◆ Task goal: Copy out the full data exactly as given; pictures should not be included.

Web page and app entries:
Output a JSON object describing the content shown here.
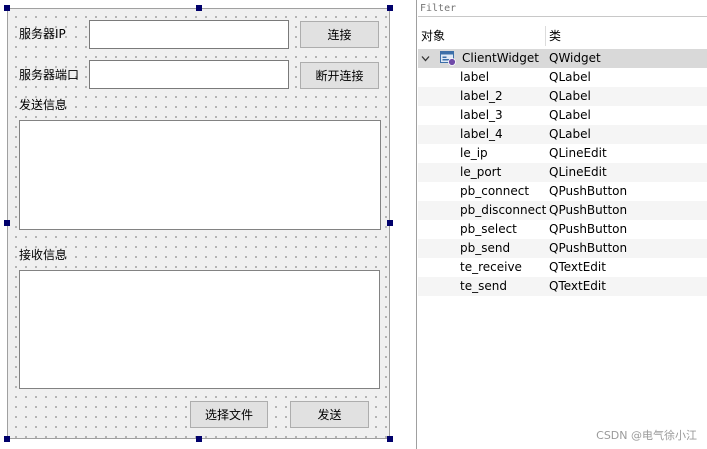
{
  "form": {
    "server_ip_label": "服务器IP",
    "server_port_label": "服务器端口",
    "send_label": "发送信息",
    "receive_label": "接收信息",
    "le_ip_value": "",
    "le_port_value": "",
    "te_send_value": "",
    "te_receive_value": "",
    "connect_button": "连接",
    "disconnect_button": "断开连接",
    "select_file_button": "选择文件",
    "send_button": "发送"
  },
  "inspector": {
    "filter_placeholder": "Filter",
    "filter_value": "",
    "header_object": "对象",
    "header_class": "类",
    "root": {
      "name": "ClientWidget",
      "class": "QWidget"
    },
    "children": [
      {
        "name": "label",
        "class": "QLabel"
      },
      {
        "name": "label_2",
        "class": "QLabel"
      },
      {
        "name": "label_3",
        "class": "QLabel"
      },
      {
        "name": "label_4",
        "class": "QLabel"
      },
      {
        "name": "le_ip",
        "class": "QLineEdit"
      },
      {
        "name": "le_port",
        "class": "QLineEdit"
      },
      {
        "name": "pb_connect",
        "class": "QPushButton"
      },
      {
        "name": "pb_disconnect",
        "class": "QPushButton"
      },
      {
        "name": "pb_select",
        "class": "QPushButton"
      },
      {
        "name": "pb_send",
        "class": "QPushButton"
      },
      {
        "name": "te_receive",
        "class": "QTextEdit"
      },
      {
        "name": "te_send",
        "class": "QTextEdit"
      }
    ]
  },
  "watermark": "CSDN @电气徐小江",
  "colors": {
    "selection_handle": "#00006b",
    "root_row": "#d9d9d9",
    "alt_row": "#f5f5f5"
  }
}
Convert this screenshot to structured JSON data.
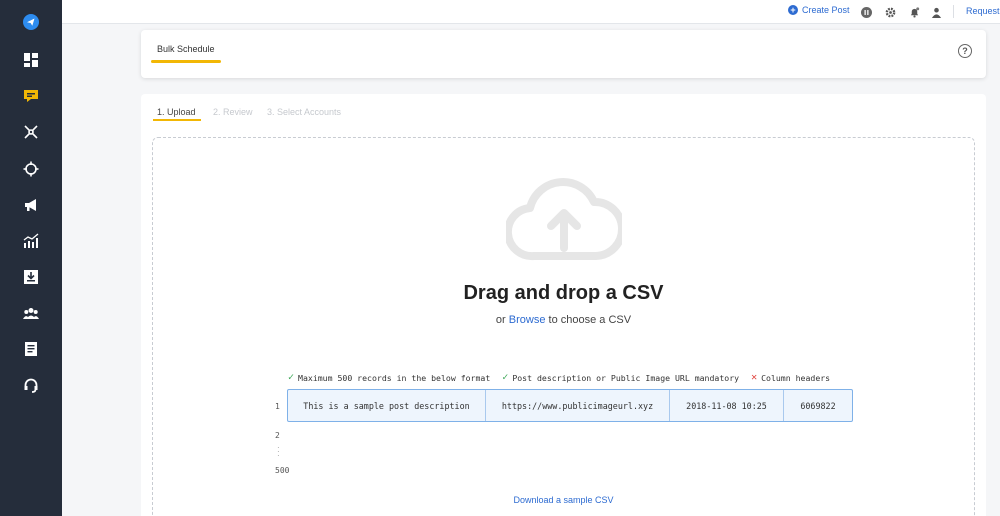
{
  "sidebar": {
    "items": [
      {
        "icon": "paper-plane-icon"
      },
      {
        "icon": "dashboard-icon"
      },
      {
        "icon": "publish-icon",
        "active": true
      },
      {
        "icon": "network-icon"
      },
      {
        "icon": "target-icon"
      },
      {
        "icon": "megaphone-icon"
      },
      {
        "icon": "analytics-icon"
      },
      {
        "icon": "download-icon"
      },
      {
        "icon": "team-icon"
      },
      {
        "icon": "document-icon"
      },
      {
        "icon": "support-headset-icon"
      }
    ],
    "accent_color": "#f2b705"
  },
  "topbar": {
    "create_post": "Create Post",
    "request": "Request"
  },
  "header": {
    "title": "Bulk Schedule",
    "help": "?"
  },
  "steps": [
    {
      "label": "1. Upload",
      "active": true
    },
    {
      "label": "2. Review",
      "active": false
    },
    {
      "label": "3. Select Accounts",
      "active": false
    }
  ],
  "upload": {
    "title": "Drag and drop a CSV",
    "or": "or",
    "browse": "Browse",
    "to_choose": "to choose a CSV",
    "rules": [
      {
        "status": "ok",
        "text": "Maximum 500 records in the below format"
      },
      {
        "status": "ok",
        "text": "Post description or Public Image URL mandatory"
      },
      {
        "status": "no",
        "text": "Column headers"
      }
    ],
    "rows": [
      "1",
      "2",
      "500"
    ],
    "sample": [
      "This is a sample post description",
      "https://www.publicimageurl.xyz",
      "2018-11-08 10:25",
      "6069822"
    ],
    "download": "Download a sample CSV"
  }
}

◆ Answer space:
Output a JSON object describing the content shown here.
{
  "form": {
    "server_ip_label": "服务器IP",
    "server_port_label": "服务器端口",
    "send_label": "发送信息",
    "receive_label": "接收信息",
    "le_ip_value": "",
    "le_port_value": "",
    "te_send_value": "",
    "te_receive_value": "",
    "connect_button": "连接",
    "disconnect_button": "断开连接",
    "select_file_button": "选择文件",
    "send_button": "发送"
  },
  "inspector": {
    "filter_placeholder": "Filter",
    "filter_value": "",
    "header_object": "对象",
    "header_class": "类",
    "root": {
      "name": "ClientWidget",
      "class": "QWidget"
    },
    "children": [
      {
        "name": "label",
        "class": "QLabel"
      },
      {
        "name": "label_2",
        "class": "QLabel"
      },
      {
        "name": "label_3",
        "class": "QLabel"
      },
      {
        "name": "label_4",
        "class": "QLabel"
      },
      {
        "name": "le_ip",
        "class": "QLineEdit"
      },
      {
        "name": "le_port",
        "class": "QLineEdit"
      },
      {
        "name": "pb_connect",
        "class": "QPushButton"
      },
      {
        "name": "pb_disconnect",
        "class": "QPushButton"
      },
      {
        "name": "pb_select",
        "class": "QPushButton"
      },
      {
        "name": "pb_send",
        "class": "QPushButton"
      },
      {
        "name": "te_receive",
        "class": "QTextEdit"
      },
      {
        "name": "te_send",
        "class": "QTextEdit"
      }
    ]
  },
  "watermark": "CSDN @电气徐小江",
  "colors": {
    "selection_handle": "#00006b",
    "root_row": "#d9d9d9",
    "alt_row": "#f5f5f5"
  }
}
Convert this screenshot to structured JSON data.
{
  "sidebar": {
    "items": [
      {
        "icon": "paper-plane-icon"
      },
      {
        "icon": "dashboard-icon"
      },
      {
        "icon": "publish-icon",
        "active": true
      },
      {
        "icon": "network-icon"
      },
      {
        "icon": "target-icon"
      },
      {
        "icon": "megaphone-icon"
      },
      {
        "icon": "analytics-icon"
      },
      {
        "icon": "download-icon"
      },
      {
        "icon": "team-icon"
      },
      {
        "icon": "document-icon"
      },
      {
        "icon": "support-headset-icon"
      }
    ],
    "accent_color": "#f2b705"
  },
  "topbar": {
    "create_post": "Create Post",
    "request": "Request"
  },
  "header": {
    "title": "Bulk Schedule",
    "help": "?"
  },
  "steps": [
    {
      "label": "1. Upload",
      "active": true
    },
    {
      "label": "2. Review",
      "active": false
    },
    {
      "label": "3. Select Accounts",
      "active": false
    }
  ],
  "upload": {
    "title": "Drag and drop a CSV",
    "or": "or",
    "browse": "Browse",
    "to_choose": "to choose a CSV",
    "rules": [
      {
        "status": "ok",
        "text": "Maximum 500 records in the below format"
      },
      {
        "status": "ok",
        "text": "Post description or Public Image URL mandatory"
      },
      {
        "status": "no",
        "text": "Column headers"
      }
    ],
    "rows": [
      "1",
      "2",
      "500"
    ],
    "sample": [
      "This is a sample post description",
      "https://www.publicimageurl.xyz",
      "2018-11-08 10:25",
      "6069822"
    ],
    "download": "Download a sample CSV"
  }
}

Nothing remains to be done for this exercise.